The National Academy of Agricultural Sciences (NAAS) has urged central and state governments to act upon the recommendations of the Genetic Engineering Appraisal Committee (GEAC) and approve the release of genetically-modified (GM) mustard before the coming planting season so that seeds are available to farmers for sowing in their fields in winter.
In a resolution passed at its annual general meeting, the academy said the GM mustard hybrid DMH-11, which GEAC recommended for release on 11 May, has “fully met the regulatory, bio-safety and performance requirements” and so, should not be denied to farmers.
The resolution said the country must have faith in its scientific and regulatory agencies. “We have apprised ourselves of the of all the conducted studies and unequivocally state that this technology is as safe as non-GE (genetically engineered) mustard. “India’s multi-tiered regulatory system “is one of the most robust… in the world” it said.
The academy said it was “deeply concerned about unscientific and ill-motivated attacks on the use of GM mustard hybrid.”
GM mustard, it said will help improve farmers’ incomes and reduce dependence on imports of cooking oil.
The resolution urged the government to actively support agricultural scientists to pursue frontier sciences. It said delays in decision-making will only dishearten and de-motivate the scientific community.
A copy of the resolution has been sent to the Prime Minister.
The academy comprises 625 fellows. At the AGM on Monday, 5 June, about 200 fellows were present and they unanimously endorsed the resolution, NAAS President Panjab Singh said.
In a press conference that followed, Trilochan Mohapatra, the Director-General of Indian Council of Agricultural Research (ICAR) said he was not bothered about criticism that the yield of DMH-11 was not as high as claimed. The transgenic technology in it would allow breeders to develop “far more heterotic (better yielding) hybrids” than conventional technology.
He praised Bt cotton, the only GM crop allowed for cultivation in India. It has raised yields and farmers’ incomes and made India an exporter of cotton. It had also been kind on the environment because the use of pesticides on cotton, which was 33 percent of the total used in India, has come down to 10 percent and most of it was for control of sucking pests (which is not targeted by the toxic transgene in Bt cotton). In short, agri-biotechnology was good for the country.
K V Prabhu, Joint-Director (Research) at Indian Agricultural Research Institute (IARI) likened the transgenic technology in DMH-11 to a “road on which other hybrids could ride.” It was faster in creating more hybrids of greater purity than conventional, cytoplasmic male sterility, system he said.
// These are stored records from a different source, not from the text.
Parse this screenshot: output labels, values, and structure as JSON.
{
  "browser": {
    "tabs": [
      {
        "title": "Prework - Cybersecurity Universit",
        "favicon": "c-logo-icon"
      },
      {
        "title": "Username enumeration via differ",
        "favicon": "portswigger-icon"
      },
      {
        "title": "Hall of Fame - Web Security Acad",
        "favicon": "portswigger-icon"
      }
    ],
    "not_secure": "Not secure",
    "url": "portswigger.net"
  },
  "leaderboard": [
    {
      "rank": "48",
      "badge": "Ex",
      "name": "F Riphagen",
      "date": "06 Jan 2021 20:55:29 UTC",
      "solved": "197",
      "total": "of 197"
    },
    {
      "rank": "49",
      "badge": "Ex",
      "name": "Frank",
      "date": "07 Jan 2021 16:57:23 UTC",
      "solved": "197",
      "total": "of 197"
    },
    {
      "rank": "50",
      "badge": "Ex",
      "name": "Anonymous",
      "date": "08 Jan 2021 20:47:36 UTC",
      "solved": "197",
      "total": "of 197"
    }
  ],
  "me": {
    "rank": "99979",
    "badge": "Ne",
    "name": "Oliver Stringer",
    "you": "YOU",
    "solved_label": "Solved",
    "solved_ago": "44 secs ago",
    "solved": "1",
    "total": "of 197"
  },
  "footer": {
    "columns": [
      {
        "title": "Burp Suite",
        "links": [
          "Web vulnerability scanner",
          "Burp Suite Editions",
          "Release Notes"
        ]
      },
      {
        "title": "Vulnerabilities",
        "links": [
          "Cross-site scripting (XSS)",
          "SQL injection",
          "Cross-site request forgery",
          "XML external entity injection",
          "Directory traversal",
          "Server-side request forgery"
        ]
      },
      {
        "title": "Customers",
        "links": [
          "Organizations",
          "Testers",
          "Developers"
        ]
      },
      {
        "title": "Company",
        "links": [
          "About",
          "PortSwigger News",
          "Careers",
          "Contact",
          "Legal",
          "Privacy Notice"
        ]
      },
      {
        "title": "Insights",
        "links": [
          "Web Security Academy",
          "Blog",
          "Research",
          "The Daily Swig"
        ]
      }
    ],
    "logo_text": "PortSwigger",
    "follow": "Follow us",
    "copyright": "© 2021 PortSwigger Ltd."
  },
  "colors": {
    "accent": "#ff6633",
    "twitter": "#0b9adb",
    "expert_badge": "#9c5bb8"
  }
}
Panjab Singh said GM canola (which is a variety of mustard or rapeseed that has low erucic acid and low glucosinolate content (which gives mustard it pungency) has been used since 1996 when it was approved for cultivation in Canada. So there is long-term proof of its safety. He said mustard is the most important crop for small and marginal farmers. It productivity is low, about 1.1 tonnes per hectare, and has remained stagnant. DMH-11 has 25-30 percent higher yield, so it would improve farmers’ incomes and reduce India’s dependence on imported oil. “People objecting are those who do not understand the science,” he said.
C D Mayee, President of South Asia Biotechnology Centre (SABC) said India’s annual cooking oil requirement was about 24 million tonnes. Of this about 6-9 million tonnes is met domestically. The rest is imported. Of this 2.5 million tonnes is GM soybean oil, 1.4 million tonnes is GM cottonseed oil and 1.5 million tonnes is GM canola.
Even the cottonseed oil produced in India is from GM seeds, he said.
Deepak Pental, geneticist and former vice-chancellor of Delhi University, who lead the team that developed DMH-11, those who claimed it would affect the production of honey. On the contrary, being higher yielding, it would put out more flowers for bees to feed on. Prabhu said though the pollen the bees fed on would have transgenic proteins, tests have shown they did not affect them.
As for the herbicide tolerance, Prabhu said a herbicide was sprayed on mustard fields before weeds emerged. One of three transgenes inserted in DMH-11 made it tolerant to glufosinate ammonium, a contact herbicide which could be used only during a 15-30 day window when mustard was most sensitive to weeds.
Pental said countries like Germany which fund opposition to GM crop technology use a much larger quantity of herbicides proportionately than India. He said glufosinate was not a cheap herbicide, so farmers would it sparingly even if the government permitted its use on mustard. The hybrid is not tolerant to glyphosate, which is the herbicide that is cheap and most used.
Worldwide, of 33 million hectares under mustard and rapeseed, 8.5 million in Australia, Canada and USA is under the GM version. If India approved the cultivation of the transgenic hybrid, it would add 6.6 million hectares to the global tally.
(NAAS press con on GM mustard. Photo by Vivian Fernandes)